If a line of the material contains "JSON", copy it.

# RECORDS FOR THIS EXERCISE
* * * *
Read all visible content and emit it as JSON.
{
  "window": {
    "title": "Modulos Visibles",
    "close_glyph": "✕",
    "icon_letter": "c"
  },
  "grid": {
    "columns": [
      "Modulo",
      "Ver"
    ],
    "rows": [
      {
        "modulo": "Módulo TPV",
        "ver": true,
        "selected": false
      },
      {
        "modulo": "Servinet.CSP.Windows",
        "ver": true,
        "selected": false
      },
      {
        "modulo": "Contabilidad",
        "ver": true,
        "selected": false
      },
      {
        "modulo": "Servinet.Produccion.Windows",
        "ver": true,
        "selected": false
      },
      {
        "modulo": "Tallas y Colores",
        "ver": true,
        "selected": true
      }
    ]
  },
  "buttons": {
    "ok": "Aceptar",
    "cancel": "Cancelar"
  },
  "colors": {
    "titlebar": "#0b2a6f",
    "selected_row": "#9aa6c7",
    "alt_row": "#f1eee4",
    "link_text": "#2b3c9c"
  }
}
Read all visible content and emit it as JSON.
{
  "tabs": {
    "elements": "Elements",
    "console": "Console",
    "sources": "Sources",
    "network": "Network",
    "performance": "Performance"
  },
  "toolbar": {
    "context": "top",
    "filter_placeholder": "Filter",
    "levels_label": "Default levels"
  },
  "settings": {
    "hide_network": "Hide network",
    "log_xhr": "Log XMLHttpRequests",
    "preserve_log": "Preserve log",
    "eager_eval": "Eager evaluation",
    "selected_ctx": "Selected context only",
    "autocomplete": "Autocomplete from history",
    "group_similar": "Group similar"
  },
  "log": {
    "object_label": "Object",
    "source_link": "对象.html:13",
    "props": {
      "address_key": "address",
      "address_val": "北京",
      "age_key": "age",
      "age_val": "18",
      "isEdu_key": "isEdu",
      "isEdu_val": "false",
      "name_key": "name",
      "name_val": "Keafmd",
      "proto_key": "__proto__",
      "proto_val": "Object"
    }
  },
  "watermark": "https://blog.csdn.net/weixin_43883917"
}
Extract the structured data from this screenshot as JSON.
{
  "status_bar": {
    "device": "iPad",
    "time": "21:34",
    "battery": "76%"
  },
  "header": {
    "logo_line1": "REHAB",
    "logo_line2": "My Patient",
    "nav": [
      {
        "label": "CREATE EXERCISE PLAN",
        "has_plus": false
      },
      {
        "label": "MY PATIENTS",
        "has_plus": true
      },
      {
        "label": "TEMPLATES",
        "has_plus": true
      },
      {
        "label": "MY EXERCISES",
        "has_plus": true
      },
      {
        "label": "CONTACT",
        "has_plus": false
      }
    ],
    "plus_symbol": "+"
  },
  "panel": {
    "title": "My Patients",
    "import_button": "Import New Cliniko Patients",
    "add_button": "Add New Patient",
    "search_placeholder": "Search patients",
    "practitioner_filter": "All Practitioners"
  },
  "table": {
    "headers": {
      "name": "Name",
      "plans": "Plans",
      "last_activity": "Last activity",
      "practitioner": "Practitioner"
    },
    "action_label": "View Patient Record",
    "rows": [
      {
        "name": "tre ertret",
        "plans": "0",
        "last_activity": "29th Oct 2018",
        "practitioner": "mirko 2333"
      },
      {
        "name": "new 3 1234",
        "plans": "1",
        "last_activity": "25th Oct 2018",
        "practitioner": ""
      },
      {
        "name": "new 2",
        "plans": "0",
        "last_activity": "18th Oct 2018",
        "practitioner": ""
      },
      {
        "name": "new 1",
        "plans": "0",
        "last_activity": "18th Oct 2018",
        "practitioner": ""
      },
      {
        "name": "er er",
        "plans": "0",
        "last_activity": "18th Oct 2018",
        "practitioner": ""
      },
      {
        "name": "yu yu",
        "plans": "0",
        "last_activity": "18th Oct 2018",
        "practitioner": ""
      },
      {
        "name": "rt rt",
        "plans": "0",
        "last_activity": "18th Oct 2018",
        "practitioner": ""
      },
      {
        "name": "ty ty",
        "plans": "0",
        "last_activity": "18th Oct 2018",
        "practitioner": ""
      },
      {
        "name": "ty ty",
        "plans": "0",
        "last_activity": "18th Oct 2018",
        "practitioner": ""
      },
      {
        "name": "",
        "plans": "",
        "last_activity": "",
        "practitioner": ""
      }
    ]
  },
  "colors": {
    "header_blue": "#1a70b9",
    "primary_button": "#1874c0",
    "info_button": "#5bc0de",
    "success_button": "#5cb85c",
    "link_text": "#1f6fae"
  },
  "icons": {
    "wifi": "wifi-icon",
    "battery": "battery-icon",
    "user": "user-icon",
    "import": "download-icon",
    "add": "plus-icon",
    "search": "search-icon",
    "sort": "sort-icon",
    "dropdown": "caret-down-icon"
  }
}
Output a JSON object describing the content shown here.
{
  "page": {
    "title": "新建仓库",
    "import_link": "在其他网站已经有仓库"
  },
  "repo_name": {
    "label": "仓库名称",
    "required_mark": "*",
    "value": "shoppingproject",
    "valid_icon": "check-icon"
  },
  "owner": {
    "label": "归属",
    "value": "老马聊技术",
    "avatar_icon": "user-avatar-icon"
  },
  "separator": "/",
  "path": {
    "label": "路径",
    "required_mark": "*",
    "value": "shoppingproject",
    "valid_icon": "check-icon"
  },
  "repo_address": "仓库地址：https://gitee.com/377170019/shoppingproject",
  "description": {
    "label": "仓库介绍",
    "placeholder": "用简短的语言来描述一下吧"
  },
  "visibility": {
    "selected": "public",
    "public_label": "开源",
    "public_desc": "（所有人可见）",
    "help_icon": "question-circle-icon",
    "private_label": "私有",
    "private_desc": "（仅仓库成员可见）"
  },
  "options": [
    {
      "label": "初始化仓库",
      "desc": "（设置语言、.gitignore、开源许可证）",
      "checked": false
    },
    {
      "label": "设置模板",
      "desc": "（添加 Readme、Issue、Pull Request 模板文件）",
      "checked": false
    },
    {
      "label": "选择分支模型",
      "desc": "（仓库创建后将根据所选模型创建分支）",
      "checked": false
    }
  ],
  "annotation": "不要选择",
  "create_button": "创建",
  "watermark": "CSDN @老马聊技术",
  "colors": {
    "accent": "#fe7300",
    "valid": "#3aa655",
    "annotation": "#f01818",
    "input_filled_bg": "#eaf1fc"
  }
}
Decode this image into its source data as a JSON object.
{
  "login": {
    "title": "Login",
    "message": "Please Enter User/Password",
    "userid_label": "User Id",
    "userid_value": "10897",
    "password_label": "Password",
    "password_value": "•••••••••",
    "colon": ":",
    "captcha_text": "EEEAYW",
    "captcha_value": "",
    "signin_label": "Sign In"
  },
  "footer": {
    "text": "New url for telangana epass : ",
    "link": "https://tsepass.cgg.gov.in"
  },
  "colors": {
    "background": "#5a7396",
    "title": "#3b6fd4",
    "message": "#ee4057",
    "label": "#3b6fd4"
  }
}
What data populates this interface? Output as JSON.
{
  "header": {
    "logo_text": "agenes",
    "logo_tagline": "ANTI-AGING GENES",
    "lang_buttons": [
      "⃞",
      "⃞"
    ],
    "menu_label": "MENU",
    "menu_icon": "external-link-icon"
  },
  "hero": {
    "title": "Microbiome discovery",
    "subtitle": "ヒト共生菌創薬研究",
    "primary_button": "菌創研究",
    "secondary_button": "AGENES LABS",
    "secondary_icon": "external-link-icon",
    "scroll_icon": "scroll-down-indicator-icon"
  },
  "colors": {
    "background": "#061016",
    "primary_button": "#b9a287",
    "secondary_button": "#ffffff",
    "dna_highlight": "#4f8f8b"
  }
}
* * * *
# FINISHED TASK
Read all visible content and emit it as JSON.
Read all visible content and emit it as JSON.
Extract the structured data from this screenshot as JSON.
Output a JSON object describing the content shown here.
Decode this image into its source data as a JSON object.
What data populates this interface? Output as JSON.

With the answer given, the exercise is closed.